• Description of the task
Please print each record exactly, omitting none of them.

• Exercise materials
__________

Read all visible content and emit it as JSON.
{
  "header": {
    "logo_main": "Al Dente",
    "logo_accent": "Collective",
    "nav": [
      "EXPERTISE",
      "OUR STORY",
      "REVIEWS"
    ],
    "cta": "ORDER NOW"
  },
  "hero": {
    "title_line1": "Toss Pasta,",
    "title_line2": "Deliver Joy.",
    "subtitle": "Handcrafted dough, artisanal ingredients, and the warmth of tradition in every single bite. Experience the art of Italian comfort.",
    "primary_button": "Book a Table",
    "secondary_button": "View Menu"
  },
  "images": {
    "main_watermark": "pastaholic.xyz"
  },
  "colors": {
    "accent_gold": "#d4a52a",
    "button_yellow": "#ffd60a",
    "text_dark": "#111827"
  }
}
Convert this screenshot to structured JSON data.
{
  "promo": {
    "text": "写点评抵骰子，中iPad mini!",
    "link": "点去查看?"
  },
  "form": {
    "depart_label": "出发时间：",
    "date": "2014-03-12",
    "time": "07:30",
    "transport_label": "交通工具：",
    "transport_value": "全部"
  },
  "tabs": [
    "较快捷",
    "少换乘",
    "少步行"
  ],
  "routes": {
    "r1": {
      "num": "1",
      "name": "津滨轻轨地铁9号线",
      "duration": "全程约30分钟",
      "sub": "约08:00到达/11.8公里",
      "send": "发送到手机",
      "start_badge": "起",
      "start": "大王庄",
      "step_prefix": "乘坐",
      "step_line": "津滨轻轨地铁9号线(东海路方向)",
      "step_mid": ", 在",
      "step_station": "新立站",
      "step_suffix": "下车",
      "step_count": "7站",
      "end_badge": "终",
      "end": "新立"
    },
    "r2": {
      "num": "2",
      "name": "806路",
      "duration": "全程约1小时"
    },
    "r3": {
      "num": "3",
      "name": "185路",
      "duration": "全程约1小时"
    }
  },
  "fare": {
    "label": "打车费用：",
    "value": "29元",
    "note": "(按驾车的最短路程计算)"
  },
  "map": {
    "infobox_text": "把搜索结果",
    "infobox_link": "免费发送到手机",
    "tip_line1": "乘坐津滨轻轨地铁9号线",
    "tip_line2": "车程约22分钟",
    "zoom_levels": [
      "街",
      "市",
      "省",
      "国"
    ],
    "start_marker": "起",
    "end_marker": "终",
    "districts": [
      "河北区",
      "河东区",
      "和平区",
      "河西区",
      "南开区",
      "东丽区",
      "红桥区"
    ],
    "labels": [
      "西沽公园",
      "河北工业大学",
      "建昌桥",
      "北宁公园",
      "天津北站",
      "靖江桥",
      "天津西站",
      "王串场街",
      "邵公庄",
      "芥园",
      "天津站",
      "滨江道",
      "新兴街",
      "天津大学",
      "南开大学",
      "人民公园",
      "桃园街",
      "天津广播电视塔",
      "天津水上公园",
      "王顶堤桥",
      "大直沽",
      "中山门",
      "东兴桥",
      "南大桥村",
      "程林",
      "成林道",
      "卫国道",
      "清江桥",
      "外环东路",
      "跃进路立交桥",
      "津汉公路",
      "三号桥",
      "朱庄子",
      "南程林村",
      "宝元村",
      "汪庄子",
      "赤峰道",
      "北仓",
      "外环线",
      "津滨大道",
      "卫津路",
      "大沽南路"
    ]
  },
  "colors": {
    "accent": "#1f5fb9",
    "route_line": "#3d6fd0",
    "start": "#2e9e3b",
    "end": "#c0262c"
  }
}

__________

• Answer below
Read all visible content and emit it as JSON.
{
  "header": {
    "logo_main": "Al Dente",
    "logo_accent": "Collective",
    "nav": [
      "EXPERTISE",
      "OUR STORY",
      "REVIEWS"
    ],
    "cta": "ORDER NOW"
  },
  "hero": {
    "title_line1": "Toss Pasta,",
    "title_line2": "Deliver Joy.",
    "subtitle": "Handcrafted dough, artisanal ingredients, and the warmth of tradition in every single bite. Experience the art of Italian comfort.",
    "primary_button": "Book a Table",
    "secondary_button": "View Menu"
  },
  "images": {
    "main_watermark": "pastaholic.xyz"
  },
  "colors": {
    "accent_gold": "#d4a52a",
    "button_yellow": "#ffd60a",
    "text_dark": "#111827"
  }
}
Convert this screenshot to structured JSON data.
{
  "promo": {
    "text": "写点评抵骰子，中iPad mini!",
    "link": "点去查看?"
  },
  "form": {
    "depart_label": "出发时间：",
    "date": "2014-03-12",
    "time": "07:30",
    "transport_label": "交通工具：",
    "transport_value": "全部"
  },
  "tabs": [
    "较快捷",
    "少换乘",
    "少步行"
  ],
  "routes": {
    "r1": {
      "num": "1",
      "name": "津滨轻轨地铁9号线",
      "duration": "全程约30分钟",
      "sub": "约08:00到达/11.8公里",
      "send": "发送到手机",
      "start_badge": "起",
      "start": "大王庄",
      "step_prefix": "乘坐",
      "step_line": "津滨轻轨地铁9号线(东海路方向)",
      "step_mid": ", 在",
      "step_station": "新立站",
      "step_suffix": "下车",
      "step_count": "7站",
      "end_badge": "终",
      "end": "新立"
    },
    "r2": {
      "num": "2",
      "name": "806路",
      "duration": "全程约1小时"
    },
    "r3": {
      "num": "3",
      "name": "185路",
      "duration": "全程约1小时"
    }
  },
  "fare": {
    "label": "打车费用：",
    "value": "29元",
    "note": "(按驾车的最短路程计算)"
  },
  "map": {
    "infobox_text": "把搜索结果",
    "infobox_link": "免费发送到手机",
    "tip_line1": "乘坐津滨轻轨地铁9号线",
    "tip_line2": "车程约22分钟",
    "zoom_levels": [
      "街",
      "市",
      "省",
      "国"
    ],
    "start_marker": "起",
    "end_marker": "终",
    "districts": [
      "河北区",
      "河东区",
      "和平区",
      "河西区",
      "南开区",
      "东丽区",
      "红桥区"
    ],
    "labels": [
      "西沽公园",
      "河北工业大学",
      "建昌桥",
      "北宁公园",
      "天津北站",
      "靖江桥",
      "天津西站",
      "王串场街",
      "邵公庄",
      "芥园",
      "天津站",
      "滨江道",
      "新兴街",
      "天津大学",
      "南开大学",
      "人民公园",
      "桃园街",
      "天津广播电视塔",
      "天津水上公园",
      "王顶堤桥",
      "大直沽",
      "中山门",
      "东兴桥",
      "南大桥村",
      "程林",
      "成林道",
      "卫国道",
      "清江桥",
      "外环东路",
      "跃进路立交桥",
      "津汉公路",
      "三号桥",
      "朱庄子",
      "南程林村",
      "宝元村",
      "汪庄子",
      "赤峰道",
      "北仓",
      "外环线",
      "津滨大道",
      "卫津路",
      "大沽南路"
    ]
  },
  "colors": {
    "accent": "#1f5fb9",
    "route_line": "#3d6fd0",
    "start": "#2e9e3b",
    "end": "#c0262c"
  }
}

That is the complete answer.